Guyle Fielder (who else?) again led the way, leading the league in assists for the fifth straight season with 71, and total points with 91.  He also won his sixth (and final) MVP award, and was awarded the Hume Cup for the second straight season.  Joining Fielder on the all-star team were Bill Dineen and Howie Hughes, both Second Teamers.  Jim McLeod was named the league’s top goaltender.

MacFarland led the big bad Totems into their opening round match-up with California (San Francisco), and they came away with a four games to two series victory.  The WHL finals were an anti-climax, as the Totems swept Vancouver in four games to win their second WHL championship.

1967-68 – It was another solid year for the Totems, dubbed the "Jolly Green Giants" by the local press.  They finished second in the standings again, posting a 35-30-7 record.  Guyle Fielder led the league in assists (55) for the sixth straight season, the 12th time in the last 15 seasons that he had led in that category.  His 70 points topped the team, but were only good enough for third best in the league.  The Totems had two First Team All-Stars (Don Head and Chuck Holmes) and two Second Team All-Stars (Larry Hale and Fielder).

It wasn’t all roses, though, as the Totems often allowed their emotions to cloud their judgment.  Chuck Holmes received a misconduct for a "threatening gesture" made towards an official, Fielder was ejected from a game for making contact with a ref, Earl Heiskala got a misconduct for pushing a linesman, and even coach MacFarland was ejected from a game for throwing a towel at a ref.  It was a rough year, but it was worth it as Seattle moved into the playoffs.

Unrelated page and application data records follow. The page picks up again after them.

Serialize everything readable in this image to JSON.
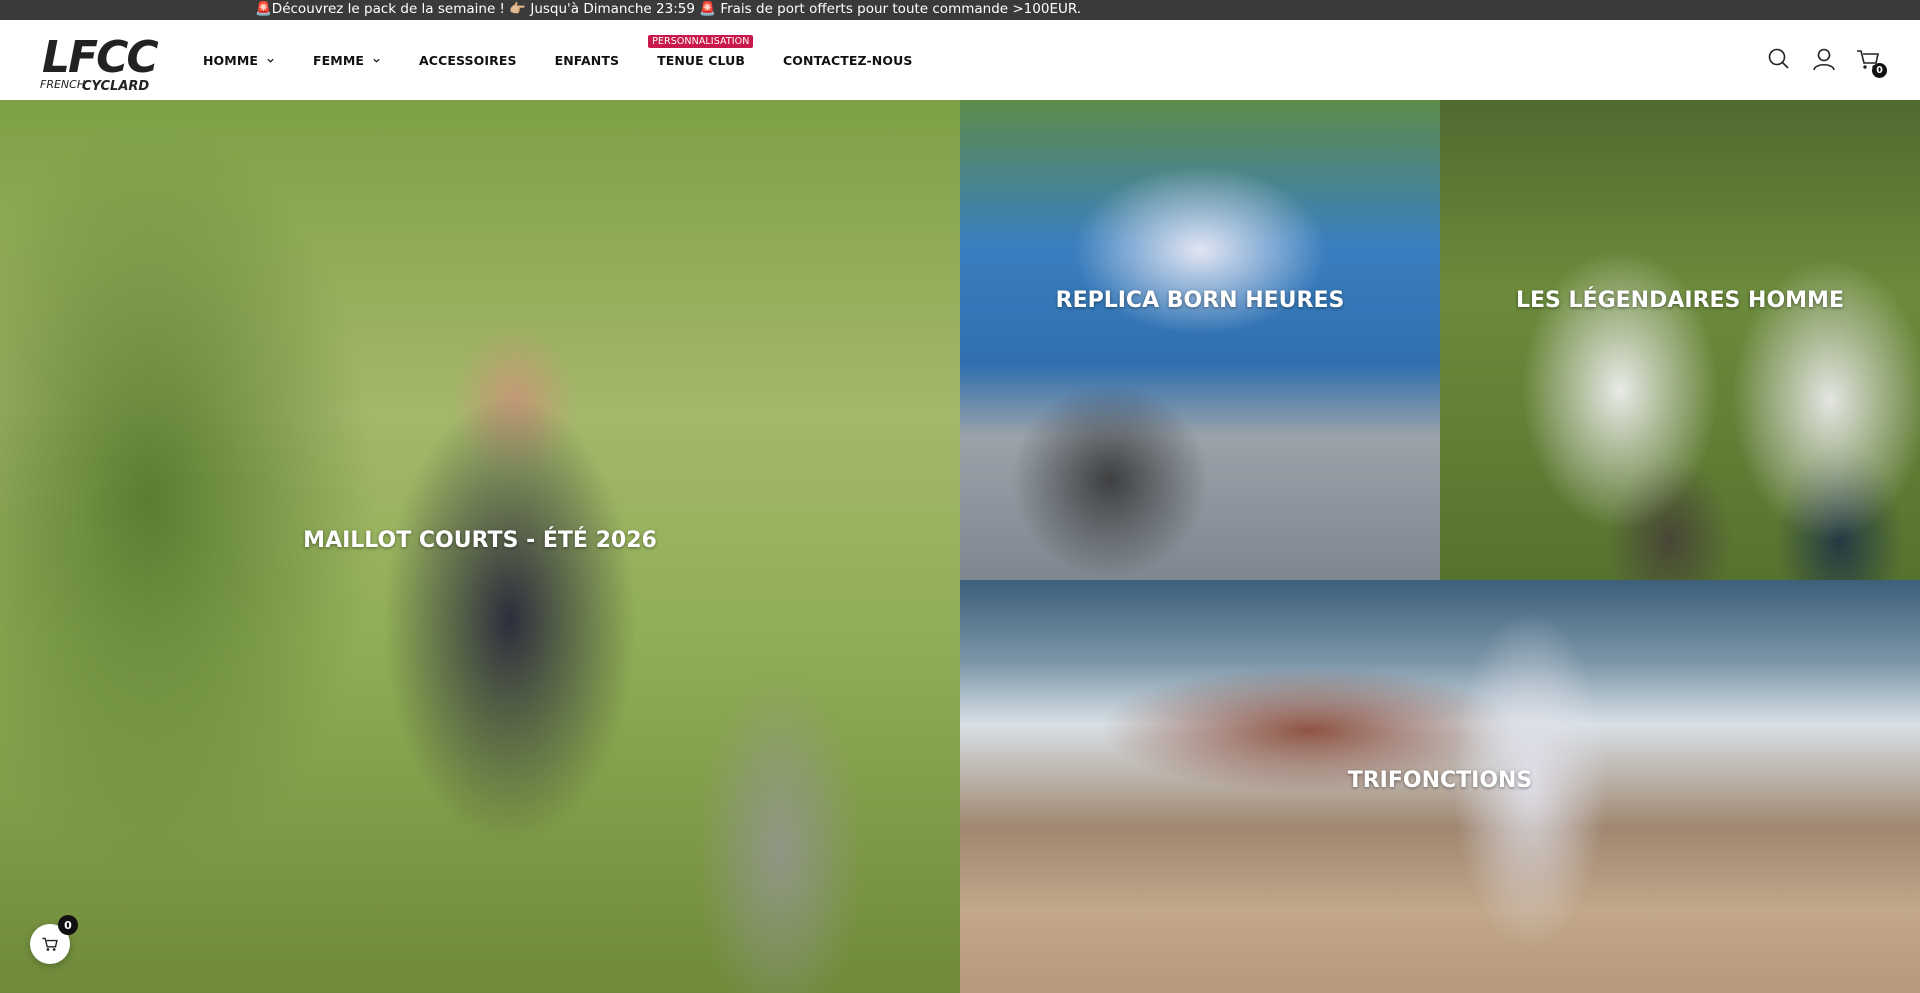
{
  "announcement": {
    "text": "🚨Découvrez le pack de la semaine ! 👉🏼 Jusqu'à Dimanche 23:59 🚨 Frais de port offerts pour toute commande >100EUR."
  },
  "logo": {
    "alt": "LFCC French Cyclard"
  },
  "nav": {
    "items": [
      {
        "label": "HOMME",
        "has_dropdown": true
      },
      {
        "label": "FEMME",
        "has_dropdown": true
      },
      {
        "label": "ACCESSOIRES"
      },
      {
        "label": "ENFANTS"
      },
      {
        "label": "TENUE CLUB",
        "badge": "PERSONNALISATION"
      },
      {
        "label": "CONTACTEZ-NOUS"
      }
    ]
  },
  "header_icons": {
    "search": "search-icon",
    "account": "user-icon",
    "cart": "cart-icon",
    "cart_count": "0"
  },
  "tiles": {
    "main": {
      "label": "MAILLOT COURTS - ÉTÉ 2026"
    },
    "replica": {
      "label": "REPLICA BORN HEURES"
    },
    "legendaires": {
      "label": "LES LÉGENDAIRES HOMME"
    },
    "tri": {
      "label": "TRIFONCTIONS"
    }
  },
  "floating_cart": {
    "count": "0"
  },
  "colors": {
    "topbar": "#3a3a3a",
    "badge": "#c9184a"
  }
}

Seattle faced Phoenix in the opening round, outscoring them 16-7 and sweeping them easily in four games.  In the finals against archrivals Portland, the Totems picked up a win in game one but fell behind by a score of 6-2 after two periods of play during game 2 in Seattle.  They got two goals in the first minute and a half of the third, and another about halfway through the period to cut the Buckaroos lead to 6-5.  The Totems thought they had the tying goal late in the period, but it was blown off due to a high stick.  With just over a minute to go Seattle pulled their goaltender, and scored with 19 seconds left in the game to tie it up.  In overtime it was Guyle Fielder getting the game winner in what announcer Bill Schonley called the greatest comeback in Seattle hockey history.  The Totems would go on to win the series in 5 games, finishing with an 8-1 record in the playoffs.  The team was 16-3 in the playoffs over the past two seasons. 

No one could have guessed that it would be the last time that the Totems would win a playoff series.

  1968-75 – The Decline and Fall of the Totems

Jim McLeod Game Used Stick

The Teams Other Stuff